Benford’s story deals with far-reaching ideas and is an engaging read. With its dealings on religion, its comings and goings in particular, the writing feels at times very similar to some biblical texts, with its focus on brief stories about moments, followed by large historical periods skimmed over. In that sense, I found the story to be a wonderful addition to stories of that sub-genre, and a nice change of pace from all of them that focus on the doomsday found in Revelation. An intriguing piece, and at the current price of $0.00, well worth a look.
“The Legionnaires” by T.C. McCarthy
Another new author, T.C. McCarthy is the author of the brand new Germline, released very shortly after this novella. In “The Legionnaires,” which appears to take place well after the events of Germline but doesn’t give away plot points of the novel, the reader follows an all-female group of legionnaires as they struggle through training and fight to save a planet from invaders in a desperate bid to save the children of the city.
McCarthy brilliantly weaves together the interlocked plots of past and present in this story, and creates gripping characters in strange but relatable circumstances. Mixing military science fiction with plenty of interesting world-building, “The Legionnaires” does a brilliant job of storytelling. Read this, and you will understand why I cannot wait to read Germline. A writer to watch, without doubt.
“UR” by Stephen King / “Mile 81” by Stephen King
Stephen King on a science fiction website? Really? Well, one story has a device to view parallel universes, and the other an alien, so I feel justified, and many readers of science fiction likely read King as well, and vice versa. “UR,” which has been out for a while now, follows an English professor who finally gives in and buys a kindle, only to receive one with interdimensional powers. “Mile 81” watches an abandoned car as people stop to see if the passengers need help, only to have the car eat them.

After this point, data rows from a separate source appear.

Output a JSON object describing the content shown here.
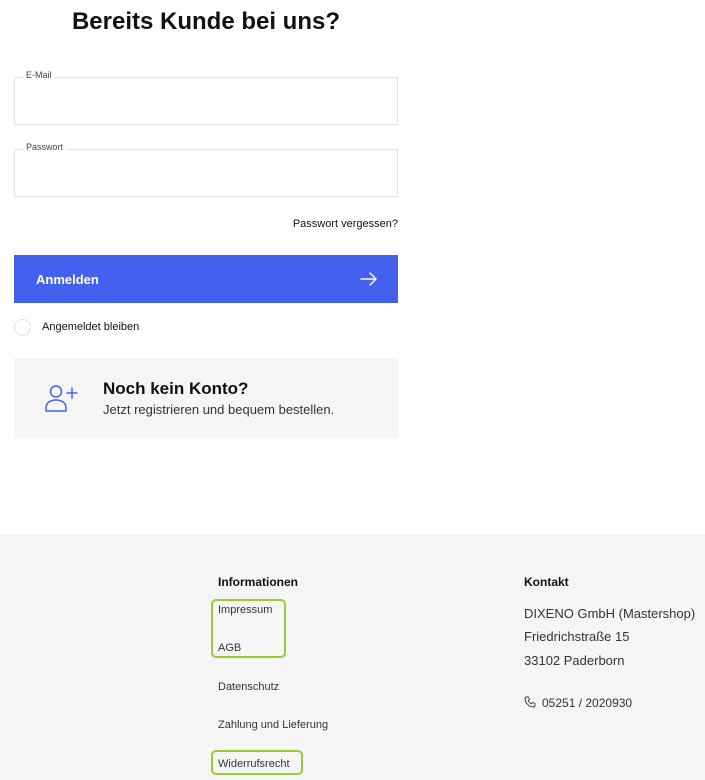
{
  "login": {
    "title": "Bereits Kunde bei uns?",
    "email_label": "E-Mail",
    "email_value": "",
    "password_label": "Passwort",
    "password_value": "",
    "forgot_password": "Passwort vergessen?",
    "submit_label": "Anmelden",
    "remember_label": "Angemeldet bleiben"
  },
  "register": {
    "title": "Noch kein Konto?",
    "subtitle": "Jetzt registrieren und bequem bestellen.",
    "icon": "user-plus-icon"
  },
  "footer": {
    "info": {
      "heading": "Informationen",
      "links": [
        "Impressum",
        "AGB",
        "Datenschutz",
        "Zahlung und Lieferung",
        "Widerrufsrecht"
      ]
    },
    "contact": {
      "heading": "Kontakt",
      "company": "DIXENO GmbH (Mastershop)",
      "street": "Friedrichstraße 15",
      "city": "33102 Paderborn",
      "phone": "05251 / 2020930",
      "phone_icon": "phone-icon"
    }
  },
  "colors": {
    "primary": "#4361ee",
    "panel": "#f5f5f5",
    "highlight": "#9acd32"
  }
}
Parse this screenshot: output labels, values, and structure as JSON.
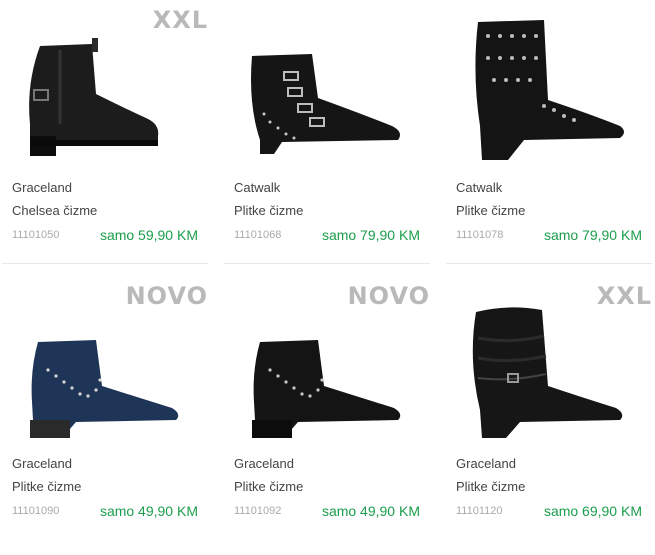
{
  "products": [
    {
      "badge": "XXL",
      "brand": "Graceland",
      "category": "Chelsea čizme",
      "sku": "11101050",
      "price": "samo 59,90 KM",
      "color": "#1c1c1c",
      "icon": "chelsea-boot-icon"
    },
    {
      "badge": "",
      "brand": "Catwalk",
      "category": "Plitke čizme",
      "sku": "11101068",
      "price": "samo 79,90 KM",
      "color": "#151515",
      "icon": "buckle-boot-icon"
    },
    {
      "badge": "",
      "brand": "Catwalk",
      "category": "Plitke čizme",
      "sku": "11101078",
      "price": "samo 79,90 KM",
      "color": "#141414",
      "icon": "studded-boot-icon"
    },
    {
      "badge": "NOVO",
      "brand": "Graceland",
      "category": "Plitke čizme",
      "sku": "11101090",
      "price": "samo 49,90 KM",
      "color": "#1f3558",
      "icon": "studded-ankle-boot-icon"
    },
    {
      "badge": "NOVO",
      "brand": "Graceland",
      "category": "Plitke čizme",
      "sku": "11101092",
      "price": "samo 49,90 KM",
      "color": "#141414",
      "icon": "studded-ankle-boot-icon"
    },
    {
      "badge": "XXL",
      "brand": "Graceland",
      "category": "Plitke čizme",
      "sku": "11101120",
      "price": "samo 69,90 KM",
      "color": "#161616",
      "icon": "slouch-boot-icon"
    }
  ]
}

Both stories are an interesting mix of new King and old King. “UR” has the bizarre, Lovecraftian powers from beyond that gave some early King so much power, but the smoothed, involved style of his literary shift in later years. “Mile 81” has the classic King device of “an evil car eats people, there is no reason for it to be there or do that, and if you think too hard about the framework here, this story makes no sense” that made so many successful stories for him, e.g. “Chattery Teeth” or “Sneakers,” among many, many others, not to mention The Long Walk, which I loved and think is one of King’s best novels.
However, “UR” is wonderful and “Mile 81” is unbelievably bad. “UR” takes the bizarre and runs with it, with characters that are distinctly King at his best, running through a fast-paced, fun plot that the reader can’t escape until it is over, with ties to King’s Dark Tower series that are perfect for readers of those books, but that work just as well for those who are new to King as well. It is a great read and a great story.
The brand-new “Mile 81” comes across disjointed, stilted, and one of many King rehashings of the haunted car trope he created and drove into the ground. The main, over-arcing character, a young boy, doesn’t act, speak, or think like a young boy, and King absolutely takes the reader out of it with his poor characterization of him. “Mile 81” is Stephen King at his weakest.
Forget the hype of King’s newest story, and step back a few years to get “UR,” the most fun I have had with a novella in a while.